Wednesday, January 20, 2010

Here come the (Fun) Police

@kristoffer_k tipped us off this morning via Twitter that Brant Kingman is in the news (again). Star Tribune columnist Jon Tevlin had a chance to recently talk to Kingman about his ordeal, which we're sure you all know, has been going on for a few years now. To sum it up quickly in case you've been living on the Moon the last decade: The City of Minneapolis does not want Kingman, a well-known local artist, to have art events (read: parties) in his studio. For years the City has been throwing the book at him for various reasons, trying to shut down his invite-only art parties for good. The clever creative has always seemed to find a loophole, until recently.

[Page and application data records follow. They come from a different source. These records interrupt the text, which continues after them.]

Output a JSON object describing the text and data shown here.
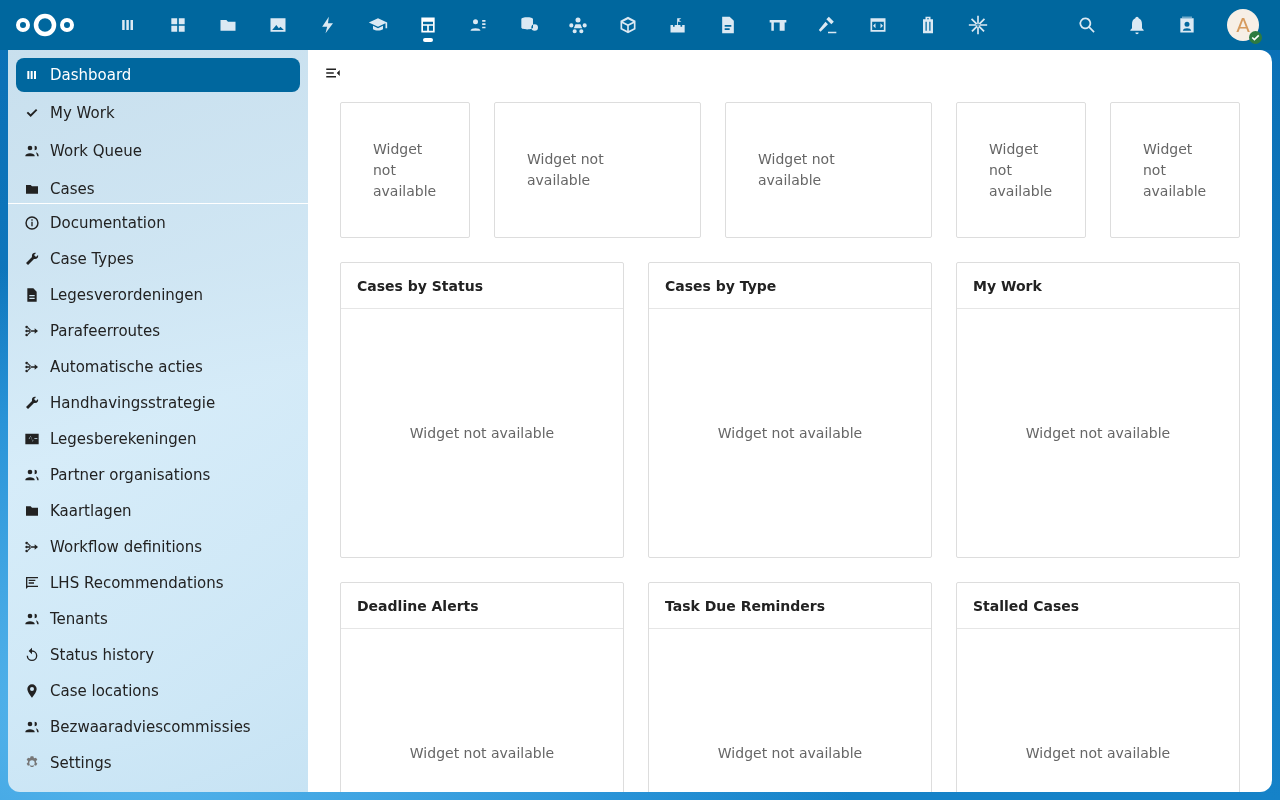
{
  "header": {
    "apps": [
      {
        "selected": false
      },
      {
        "selected": false
      },
      {
        "selected": false
      },
      {
        "selected": false
      },
      {
        "selected": false
      },
      {
        "selected": false
      },
      {
        "selected": true
      },
      {
        "selected": false
      },
      {
        "selected": false
      },
      {
        "selected": false
      },
      {
        "selected": false
      },
      {
        "selected": false
      },
      {
        "selected": false
      },
      {
        "selected": false
      },
      {
        "selected": false
      },
      {
        "selected": false
      },
      {
        "selected": false
      },
      {
        "selected": false
      }
    ],
    "avatar": {
      "initial": "A",
      "online": true
    }
  },
  "sidebar": {
    "items": [
      {
        "label": "Dashboard",
        "selected": true
      },
      {
        "label": "My Work",
        "selected": false
      },
      {
        "label": "Work Queue",
        "selected": false
      },
      {
        "label": "Cases",
        "selected": false
      }
    ],
    "footer_items": [
      {
        "label": "Documentation"
      },
      {
        "label": "Case Types"
      },
      {
        "label": "Legesverordeningen"
      },
      {
        "label": "Parafeerroutes"
      },
      {
        "label": "Automatische acties"
      },
      {
        "label": "Handhavingsstrategie"
      },
      {
        "label": "Legesberekeningen"
      },
      {
        "label": "Partner organisations"
      },
      {
        "label": "Kaartlagen"
      },
      {
        "label": "Workflow definitions"
      },
      {
        "label": "LHS Recommendations"
      },
      {
        "label": "Tenants"
      },
      {
        "label": "Status history"
      },
      {
        "label": "Case locations"
      },
      {
        "label": "Bezwaaradviescommissies"
      },
      {
        "label": "Settings"
      }
    ]
  },
  "small_widgets": [
    {
      "text": "Widget not available",
      "wide": false
    },
    {
      "text": "Widget not available",
      "wide": true
    },
    {
      "text": "Widget not available",
      "wide": true
    },
    {
      "text": "Widget not available",
      "wide": false
    },
    {
      "text": "Widget not available",
      "wide": false
    }
  ],
  "widgets": [
    {
      "title": "Cases by Status",
      "text": "Widget not available"
    },
    {
      "title": "Cases by Type",
      "text": "Widget not available"
    },
    {
      "title": "My Work",
      "text": "Widget not available"
    },
    {
      "title": "Deadline Alerts",
      "text": "Widget not available"
    },
    {
      "title": "Task Due Reminders",
      "text": "Widget not available"
    },
    {
      "title": "Stalled Cases",
      "text": "Widget not available"
    }
  ]
}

Ricardo Cervantes, deputy director of licenses for the city claims "Kingman's working studio is simply not safe for large gatherings as it contains flammable materials and welding tanks." Bad cop, I know. But Cervantes goes on to say that he is an art lover himself adding "I know about throwing a pot and painting." Yeeaah.

I am sure most of you have been to Kingman Studios before and had a great time mingling with local artists, musicians and undercover cops too, as the article reveals. Does City of Minneapolis have legitimate reason to worry? Or are they just trying to prove a point?

Photo at Kingman Studios by WorldofArun
Submitted by @marrina


  1. We'd love to play a show there. Sounds like a great place.

    The Fun Police

  2. It's too bad this piece didn't talk to other NE studios having trouble with the city fun police. This whole "no booze in studios" during big events like the fall preview isn't a very well thought out.

  3. Its true, the city has been cracking down on art events here and there. It's quite ridiculous but technically it is the law, though you'd think they'd have something better to do. I was on the NEMAA Board for three years, and I was the event planner for the Fall Fine Arts Show this past year, and due to budgets the board decided to nix the temporary liquor license we needed to serve wine (I think it costs about $300 even for a non-prof for one night, for one bar). Chances are you can get away with it, but they've put the fear of god into the building owners who then ban their tenants from serving. Its one big ploy to get the buildings to shell out big bucks for building-wide liquor licenses for events like Art-A-Whirl. Hey, the city needs to get in on that action too, right? Can't let the artists make ALL the money, that would be un-American. lol.

  4. now where am i going to go for an afterbar back rub on a bear skin rug in front of a fire??!